Researchers Find No Benefit to Higher Red Cell Transfusions in Preterm Infants

Published on in CHOP News

A collaborative group of researchers, led by Children’s Hospital of Philadelphia (CHOP), found that a higher hemoglobin threshold for red blood cell transfusions in anemic, extremely-low-birth-weight newborns does not improve survival or reduce neurodevelopmental impairment by age 2. The study, which is the largest on this topic to date, was recently published in the New England Journal of Medicine.

In a randomized controlled trial, the researchers analyzed 1,824 infants between 22 and 29 weeks of age who weighed less than 1,000 grams at birth. The infants were randomly assigned to one of two groups: one that would receive higher red blood cell transfusions and one that would receive lower red blood cell transfusions. They followed both groups until they were about 2 years old and monitored for death or neurodevelopmental impairment, such as cognitive delay, cerebral palsy, and hearing or vision loss.

In comparing the two groups, the researchers found no statistically significant difference in outcomes. The higher and lower hemoglobin threshold groups had similar rates of death, neurodevelopmental impairments, and serious adverse events.

“The results of this trial support the notion that we can use less blood when transfusing very low birth weight babies,” said Haresh M. Kirpalani, MD, Professor Emeritus of neonatology at CHOP and Principal Investigator. “Given the potential hazards associated with blood transfusions in an already vulnerable population, these data support the notion that less is more, and we should not be transfusing infants unnecessarily.
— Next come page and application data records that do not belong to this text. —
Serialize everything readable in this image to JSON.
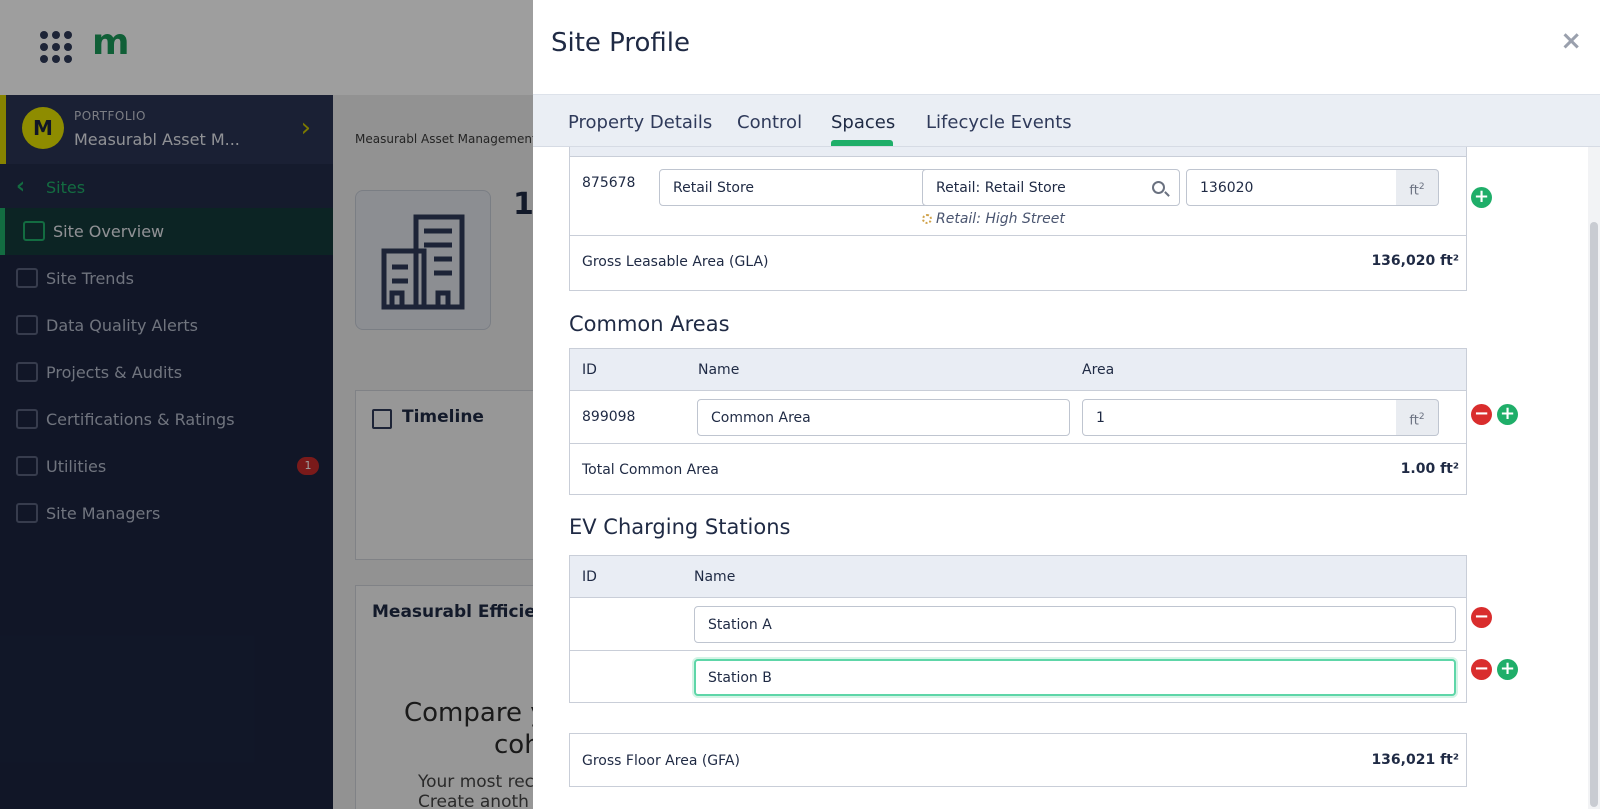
{
  "app": {
    "logo": "m",
    "portfolio": {
      "avatar": "M",
      "label": "PORTFOLIO",
      "name": "Measurabl Asset M..."
    },
    "sites_label": "Sites",
    "nav": [
      {
        "label": "Site Overview",
        "icon": "chart-icon",
        "active": true
      },
      {
        "label": "Site Trends",
        "icon": "trend-icon"
      },
      {
        "label": "Data Quality Alerts",
        "icon": "database-alert-icon"
      },
      {
        "label": "Projects & Audits",
        "icon": "tools-icon"
      },
      {
        "label": "Certifications & Ratings",
        "icon": "badge-icon"
      },
      {
        "label": "Utilities",
        "icon": "gauge-icon",
        "badge": "1"
      },
      {
        "label": "Site Managers",
        "icon": "users-icon"
      }
    ],
    "breadcrumb": "Measurabl Asset Management",
    "site_initial": "1",
    "timeline_title": "Timeline",
    "efficiency_title": "Measurabl Efficien",
    "efficiency_line1": "Compare y",
    "efficiency_line2": "coh",
    "efficiency_line3": "Your most rec",
    "efficiency_line4": "Create anoth"
  },
  "drawer": {
    "title": "Site Profile",
    "close": "×",
    "tabs": [
      {
        "label": "Property Details"
      },
      {
        "label": "Control"
      },
      {
        "label": "Spaces",
        "active": true
      },
      {
        "label": "Lifecycle Events"
      }
    ],
    "lettable": {
      "id": "875678",
      "name": "Retail Store",
      "type": "Retail: Retail Store",
      "subtype": "Retail: High Street",
      "area": "136020",
      "unit": "ft²",
      "total_label": "Gross Leasable Area (GLA)",
      "total_value": "136,020 ft²"
    },
    "common": {
      "title": "Common Areas",
      "headers": {
        "id": "ID",
        "name": "Name",
        "area": "Area"
      },
      "id": "899098",
      "name": "Common Area",
      "area": "1",
      "unit": "ft²",
      "total_label": "Total Common Area",
      "total_value": "1.00 ft²"
    },
    "ev": {
      "title": "EV Charging Stations",
      "headers": {
        "id": "ID",
        "name": "Name"
      },
      "stations": [
        "Station A",
        "Station B"
      ]
    },
    "gfa": {
      "label": "Gross Floor Area (GFA)",
      "value": "136,021 ft²"
    },
    "colors": {
      "accent": "#1fae69",
      "remove": "#d92d2d",
      "sidebar": "#1c2540"
    }
  }
}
This also shows how therapies commonly thought of as ‘standard care’ may require further testing to assess their true value.”
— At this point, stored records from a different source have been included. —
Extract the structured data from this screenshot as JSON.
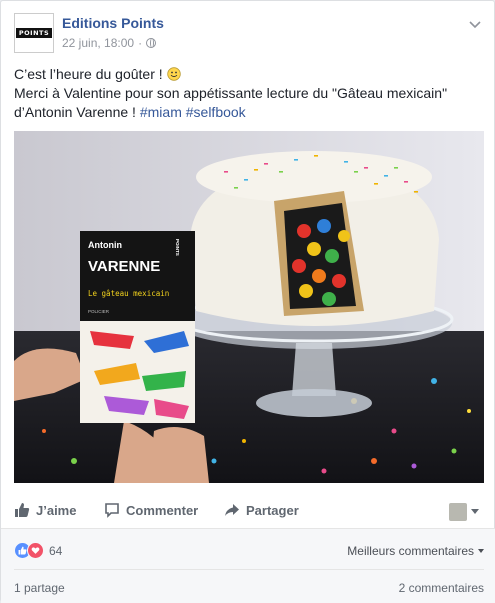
{
  "post": {
    "page_name": "Editions Points",
    "avatar_text": "POINTS",
    "date": "22 juin, 18:00",
    "separator": "·",
    "text_line1": "C’est l’heure du goûter ! ",
    "text_line2": "Merci à Valentine pour son appétissante lecture du \"Gâteau mexicain\"",
    "text_line3": "d’Antonin Varenne ! ",
    "hashtag1": "#miam",
    "hashtag2": "#selfbook",
    "emoji": "smile-emoji",
    "photo": {
      "book_author": "Antonin",
      "book_author_last": "VARENNE",
      "book_title": "Le gâteau mexicain",
      "book_publisher": "POINTS",
      "book_collection": "POLICIER"
    }
  },
  "actions": {
    "like": "J’aime",
    "comment": "Commenter",
    "share": "Partager"
  },
  "footer": {
    "reaction_count": "64",
    "best_comments": "Meilleurs commentaires",
    "shares": "1 partage",
    "comments": "2 commentaires"
  },
  "colors": {
    "link": "#365899",
    "like_blue": "#5890ff",
    "love_red": "#f25268",
    "muted": "#90949c"
  }
}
Read more about this study in these articles from Reuters Heath and Healio.